It all began in 1952, when Donald Watts started farming after returning from World War Two. He was a man who liked to do things properly. From mucking out pigs to pulling rhubarb and planting strawberries, he was nearly always seen in a shirt and tie. He made a great success of the farm. And, in fact, became known colloquially as the Kent King of Rhubarb.
More than 60 years later, the farm still grows rhubarb, among many other crops. It’s now run by the family’s third generation: Donald’s daughter, Avril Gray, her husband, Mike Gray, and their son, Ed Gray, all work on the farm, along with Joe. The farm has ten sites, spread around the Home Counties and south-east England, and covering 600 hectares. Having multiple fields and sites helps protects the family business – they can lose one crop from a sudden hailstorm, but other crops are unlikely to be affected.

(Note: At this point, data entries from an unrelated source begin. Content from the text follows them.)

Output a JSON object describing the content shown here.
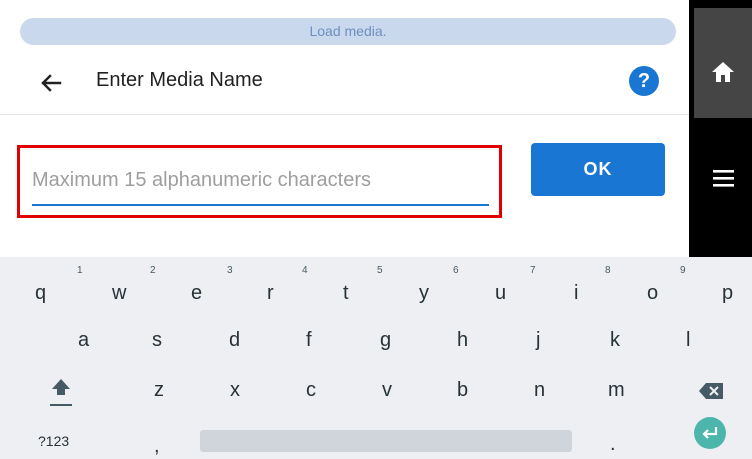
{
  "toast": {
    "text": "Load media."
  },
  "header": {
    "title": "Enter Media Name",
    "help_label": "?"
  },
  "input": {
    "value": "",
    "placeholder": "Maximum 15 alphanumeric characters"
  },
  "ok_button": {
    "label": "OK"
  },
  "colors": {
    "accent": "#1976d2",
    "highlight_border": "#e00000",
    "enter_key": "#4db6ac"
  },
  "keyboard": {
    "row1": [
      "q",
      "w",
      "e",
      "r",
      "t",
      "y",
      "u",
      "i",
      "o",
      "p"
    ],
    "row1_hints": [
      "1",
      "2",
      "3",
      "4",
      "5",
      "6",
      "7",
      "8",
      "9"
    ],
    "row2": [
      "a",
      "s",
      "d",
      "f",
      "g",
      "h",
      "j",
      "k",
      "l"
    ],
    "row3": [
      "z",
      "x",
      "c",
      "v",
      "b",
      "n",
      "m"
    ],
    "symbols_label": "?123",
    "comma": ",",
    "period": "."
  },
  "icons": [
    "back-arrow-icon",
    "help-icon",
    "home-icon",
    "menu-icon",
    "shift-icon",
    "backspace-icon",
    "enter-icon"
  ]
}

Caring for the land
The main farming season is April to November, when Watts Farm grows 100-130 different types of produce. One site near the Thames Estuary has a warmer climate, and therefore a longer growing season. Also, Avril, Mike, Ed and Joe have two glass houses, where they can grow fruit and vegetables all year round.
Sustainable farming is very important at Watts Farm, which is a member of LEAF Marque, Field to Fork, Red Tractor Farm Assurance Fresh Produce Scheme, and Organic Farmers & Growers. One key initiative is conserving water: a natural spring on one of the sites feeds a reservoir, which is used to water the whole farm.
Keeping the number of food miles down is also important – and you can taste the difference. As Joe says,
“Eating fruit and vegetables from the UK isn’t just a delicious option. They are, of course, a lot fresher. For example, strawberries and asparagus are served in bartlett mitchell’s restaurants just two days after we’ve picked them.”